(Re)constructing the BAM: Affective Networks of the (Post)Socialist Infrastructure
(University of Vienna)
Peter Schweitzer (University of Vienna)
Paper short abstract:
The Baikal-Amur Mainline, a late railroad socialist project, is undergoing technological modernization. The study of the reconstruction process illustrates the temporality of the BAM infrastructure as a network of actors involved in production and translation of memories, knowledge, and emotions.
Paper long abstract:

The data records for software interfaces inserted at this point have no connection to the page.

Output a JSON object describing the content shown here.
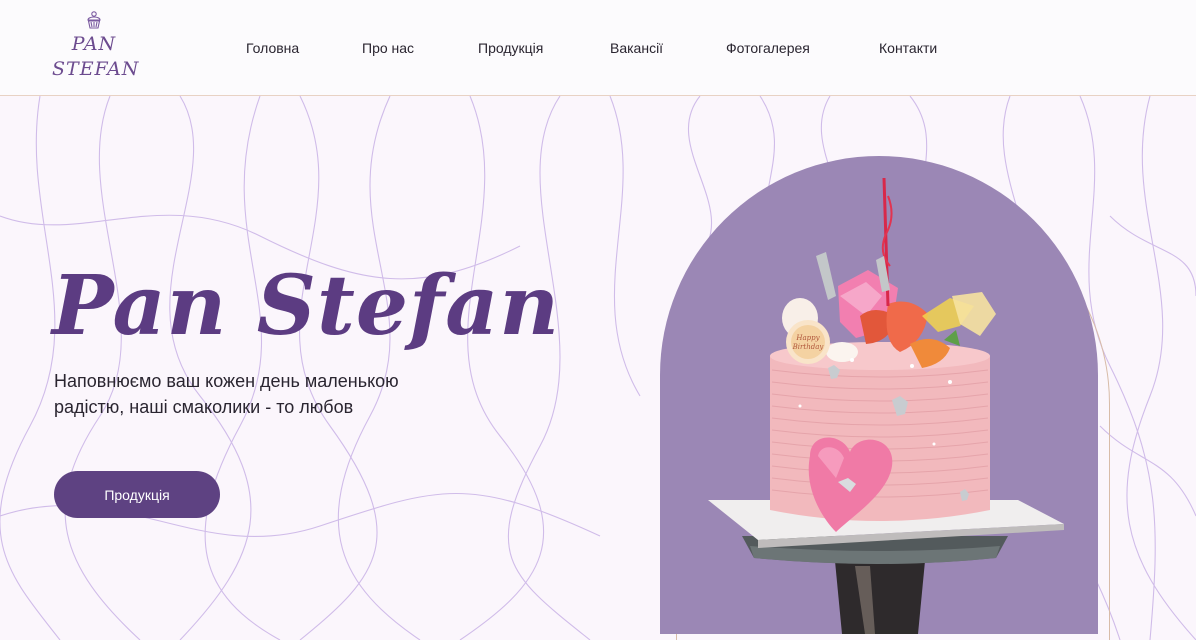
{
  "logo": {
    "line1": "PAN",
    "line2": "STEFAN",
    "icon": "cupcake-icon"
  },
  "nav": {
    "items": [
      {
        "label": "Головна"
      },
      {
        "label": "Про нас"
      },
      {
        "label": "Продукція"
      },
      {
        "label": "Вакансії"
      },
      {
        "label": "Фотогалерея"
      },
      {
        "label": "Контакти"
      }
    ]
  },
  "hero": {
    "title": "Pan Stefan",
    "subtitle_line1": "Наповнюємо ваш кожен день маленькою",
    "subtitle_line2": "радістю, наші смаколики - то любов",
    "button_label": "Продукція"
  },
  "image": {
    "cake_topper_text": "Happy Birthday"
  },
  "colors": {
    "brand_purple": "#5e4282",
    "arch_purple": "#9b87b5",
    "background": "#fbf6fc",
    "cake_pink": "#f0b7bd"
  }
}
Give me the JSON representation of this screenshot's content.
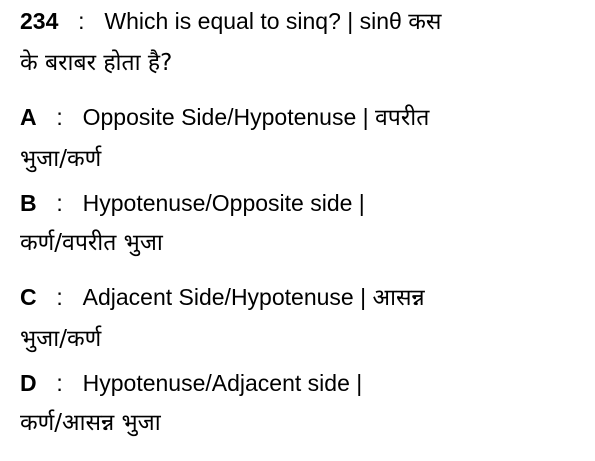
{
  "question": {
    "number": "234",
    "separator": ":",
    "text_line1": "Which is equal to sinq? | sinθ  कस",
    "text_line2": "के बराबर होता है?"
  },
  "options": [
    {
      "letter": "A",
      "separator": ":",
      "line1": "Opposite Side/Hypotenuse |  वपरीत",
      "line2": "भुजा/कर्ण"
    },
    {
      "letter": "B",
      "separator": ":",
      "line1": "Hypotenuse/Opposite side |",
      "line2": "कर्ण/वपरीत भुजा"
    },
    {
      "letter": "C",
      "separator": ":",
      "line1": "Adjacent Side/Hypotenuse | आसन्न",
      "line2": "भुजा/कर्ण"
    },
    {
      "letter": "D",
      "separator": ":",
      "line1": "Hypotenuse/Adjacent side |",
      "line2": "कर्ण/आसन्न भुजा"
    }
  ]
}
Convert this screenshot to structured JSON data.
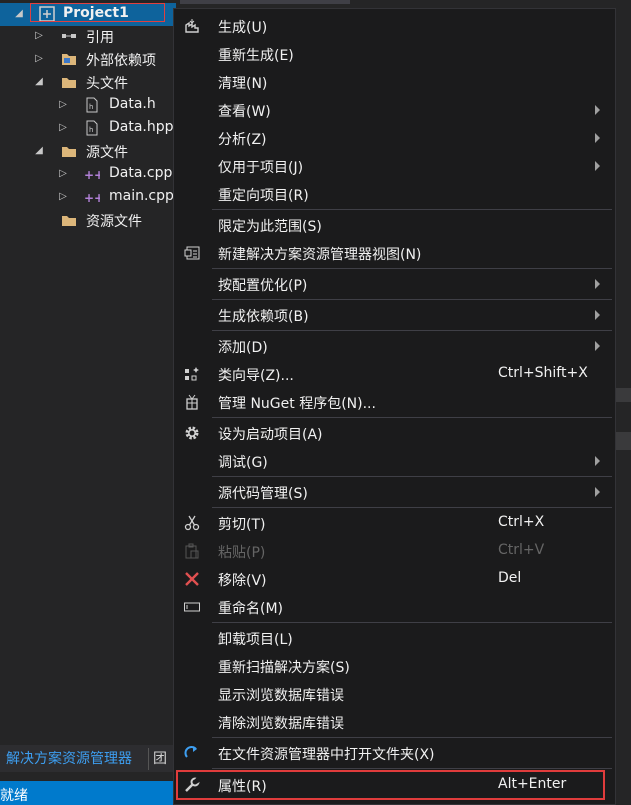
{
  "tree": {
    "items": [
      {
        "label": "Project1",
        "icon": "project-icon"
      },
      {
        "label": "引用",
        "icon": "references-icon"
      },
      {
        "label": "外部依赖项",
        "icon": "folder-icon"
      },
      {
        "label": "头文件",
        "icon": "folder-icon"
      },
      {
        "label": "Data.h",
        "icon": "header-file-icon"
      },
      {
        "label": "Data.hpp",
        "icon": "header-file-icon"
      },
      {
        "label": "源文件",
        "icon": "folder-icon"
      },
      {
        "label": "Data.cpp",
        "icon": "cpp-file-icon"
      },
      {
        "label": "main.cpp",
        "icon": "cpp-file-icon"
      },
      {
        "label": "资源文件",
        "icon": "folder-icon"
      }
    ]
  },
  "menu": {
    "items": [
      {
        "label": "生成(U)",
        "icon": "build-icon"
      },
      {
        "label": "重新生成(E)"
      },
      {
        "label": "清理(N)"
      },
      {
        "label": "查看(W)",
        "submenu": true
      },
      {
        "label": "分析(Z)",
        "submenu": true
      },
      {
        "label": "仅用于项目(J)",
        "submenu": true
      },
      {
        "label": "重定向项目(R)"
      },
      {
        "label": "限定为此范围(S)"
      },
      {
        "label": "新建解决方案资源管理器视图(N)",
        "icon": "new-view-icon"
      },
      {
        "label": "按配置优化(P)",
        "submenu": true
      },
      {
        "label": "生成依赖项(B)",
        "submenu": true
      },
      {
        "label": "添加(D)",
        "submenu": true
      },
      {
        "label": "类向导(Z)...",
        "shortcut": "Ctrl+Shift+X",
        "icon": "class-wizard-icon"
      },
      {
        "label": "管理 NuGet 程序包(N)...",
        "icon": "nuget-icon"
      },
      {
        "label": "设为启动项目(A)",
        "icon": "gear-icon"
      },
      {
        "label": "调试(G)",
        "submenu": true
      },
      {
        "label": "源代码管理(S)",
        "submenu": true
      },
      {
        "label": "剪切(T)",
        "shortcut": "Ctrl+X",
        "icon": "scissors-icon"
      },
      {
        "label": "粘贴(P)",
        "shortcut": "Ctrl+V",
        "icon": "paste-icon",
        "disabled": true
      },
      {
        "label": "移除(V)",
        "shortcut": "Del",
        "icon": "remove-icon"
      },
      {
        "label": "重命名(M)",
        "icon": "rename-icon"
      },
      {
        "label": "卸载项目(L)"
      },
      {
        "label": "重新扫描解决方案(S)"
      },
      {
        "label": "显示浏览数据库错误"
      },
      {
        "label": "清除浏览数据库错误"
      },
      {
        "label": "在文件资源管理器中打开文件夹(X)",
        "icon": "open-folder-arrow-icon"
      },
      {
        "label": "属性(R)",
        "shortcut": "Alt+Enter",
        "icon": "wrench-icon"
      }
    ]
  },
  "bottom": {
    "tab_solution_explorer": "解决方案资源管理器",
    "tab_team": "团",
    "status": "就绪"
  },
  "colors": {
    "selection": "#0e639c",
    "status_bar": "#007acc",
    "highlight_box": "#e03c3c",
    "folder": "#dcb67a",
    "cpp_icon": "#b180d7"
  }
}
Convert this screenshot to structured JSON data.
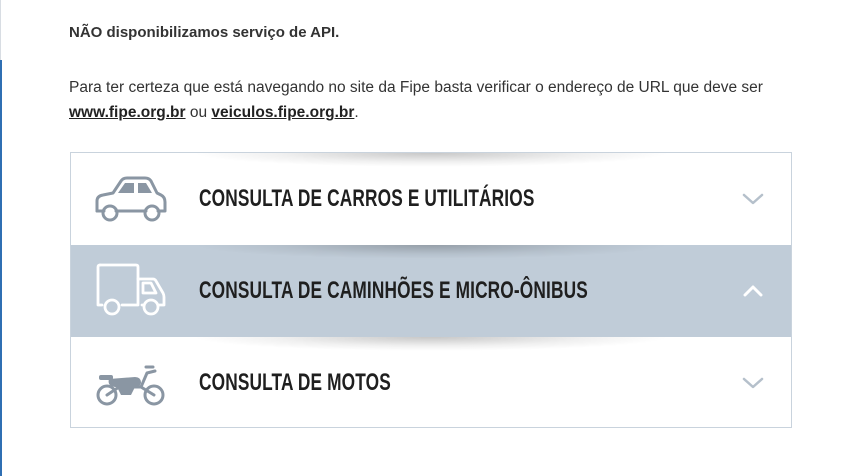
{
  "notice": {
    "api_text": "NÃO disponibilizamos serviço de API."
  },
  "info": {
    "text_before": "Para ter certeza que está navegando no site da Fipe basta verificar o endereço de URL que deve ser ",
    "link1": "www.fipe.org.br",
    "text_between": " ou ",
    "link2": "veiculos.fipe.org.br",
    "text_after": "."
  },
  "accordion": {
    "items": [
      {
        "label": "CONSULTA DE CARROS E UTILITÁRIOS",
        "icon": "car-icon",
        "chevron": "chevron-down-icon",
        "expanded": false
      },
      {
        "label": "CONSULTA DE CAMINHÕES E MICRO-ÔNIBUS",
        "icon": "truck-icon",
        "chevron": "chevron-up-icon",
        "expanded": true
      },
      {
        "label": "CONSULTA DE MOTOS",
        "icon": "motorcycle-icon",
        "chevron": "chevron-down-icon",
        "expanded": false
      }
    ]
  },
  "colors": {
    "active_row": "#c0ccd8",
    "icon_color": "#8a96a3",
    "active_icon_color": "#ffffff",
    "chevron_color": "#b5c0cb",
    "left_border": "#2f6fb3"
  }
}
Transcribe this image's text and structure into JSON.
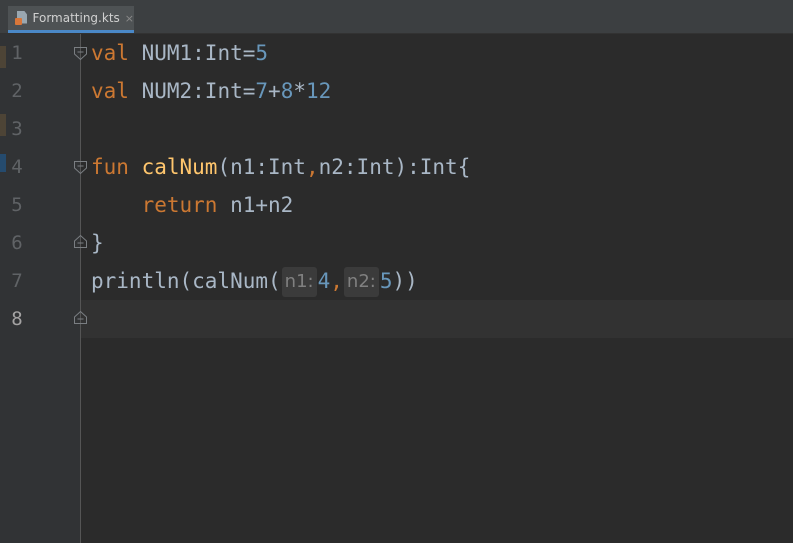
{
  "tab": {
    "filename": "Formatting.kts",
    "close_glyph": "×",
    "icon": "kotlin-script-file-icon"
  },
  "gutter": {
    "line_numbers": [
      "1",
      "2",
      "3",
      "4",
      "5",
      "6",
      "7",
      "8"
    ],
    "current_line": "8"
  },
  "code": {
    "line1": {
      "kw": "val",
      "text": " NUM1:Int=",
      "num": "5"
    },
    "line2": {
      "kw": "val",
      "text": " NUM2:Int=",
      "n1": "7",
      "op1": "+",
      "n2": "8",
      "op2": "*",
      "n3": "12"
    },
    "line4": {
      "kw": "fun",
      "space": " ",
      "fn": "calNum",
      "params_a": "(n1:Int",
      "comma": ",",
      "params_b": "n2:Int):Int{"
    },
    "line5": {
      "indent": "    ",
      "kw": "return",
      "text": " n1+n2"
    },
    "line6": {
      "text": "}"
    },
    "line7": {
      "text": "println(calNum(",
      "hint1": "n1:",
      "arg1": "4",
      "comma": ",",
      "hint2": "n2:",
      "arg2": "5",
      "close": "))"
    }
  },
  "colors": {
    "keyword": "#cc7832",
    "number": "#6897bb",
    "function": "#ffc66d",
    "text": "#a9b7c6",
    "background": "#2b2b2b",
    "gutter": "#313335"
  }
}
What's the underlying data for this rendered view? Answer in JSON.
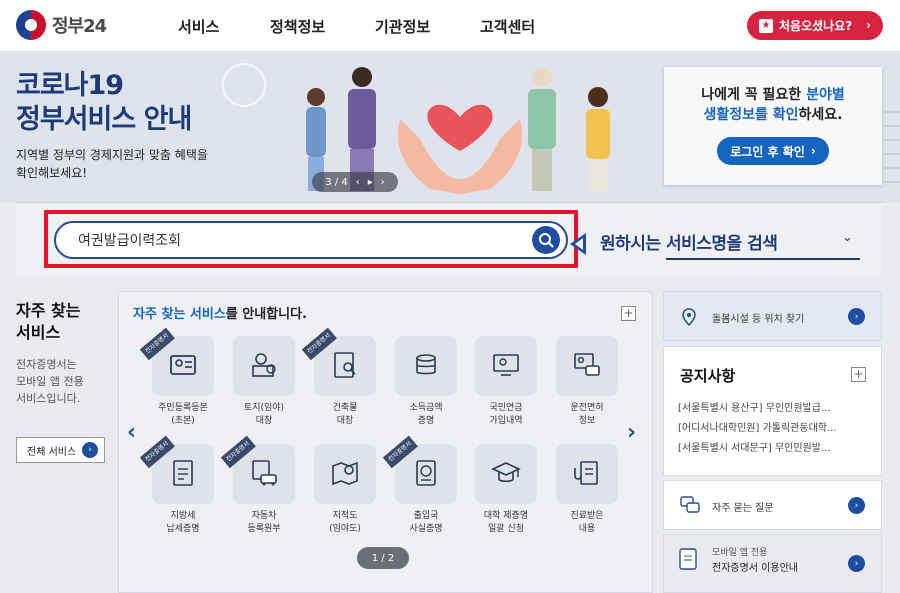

The Baikal-Amur Mainline (BAM) is a railway line built in the 1970s and 1980s in the northern areas of East Siberia and the Russian Far East. The construction of the BAM in the late socialist period was accompanied by communist propaganda, a mass population influx and the formation of new groups and identities. As result the railroad has become a largest technological and social engineering project, filled with the myths and promises of mobility, connectivity and modernization. BAM-2, a recently launched state program of technological modernization fueled by resource extraction interests is aimed at the construction of the once projected second track and renovation of stations. The reconstruction works engenders networks of actors - railroad organizations, extracting and construction companies, former builders of the BAM, local administrations and residents, as well as trains, tracks, stations, building machinery and financial flows. Public hope and expectations evoked by references to the glorified socialist construction project, contested distribution of funds and new jobs and varied perceptions of the railroad's role make the postsocialist BAM an affective infrastructure. The paper drawing on ethnographic data collected in the BAM communities seeks to contribute to the growing field of the anthropology of infrastructure (Harvey and Knox 2015, Collier 2004, Campregher, 2010). It addresses the process of co-construction of "hard" and "soft" infrastructures by studying reconfiguring networks of actors involved in the production and translation of memories, knowledge, and emotions at large-scale development projects in Soviet and Post-Soviet Russia.
Revisiting railroads: sociality, mobility and infrastructure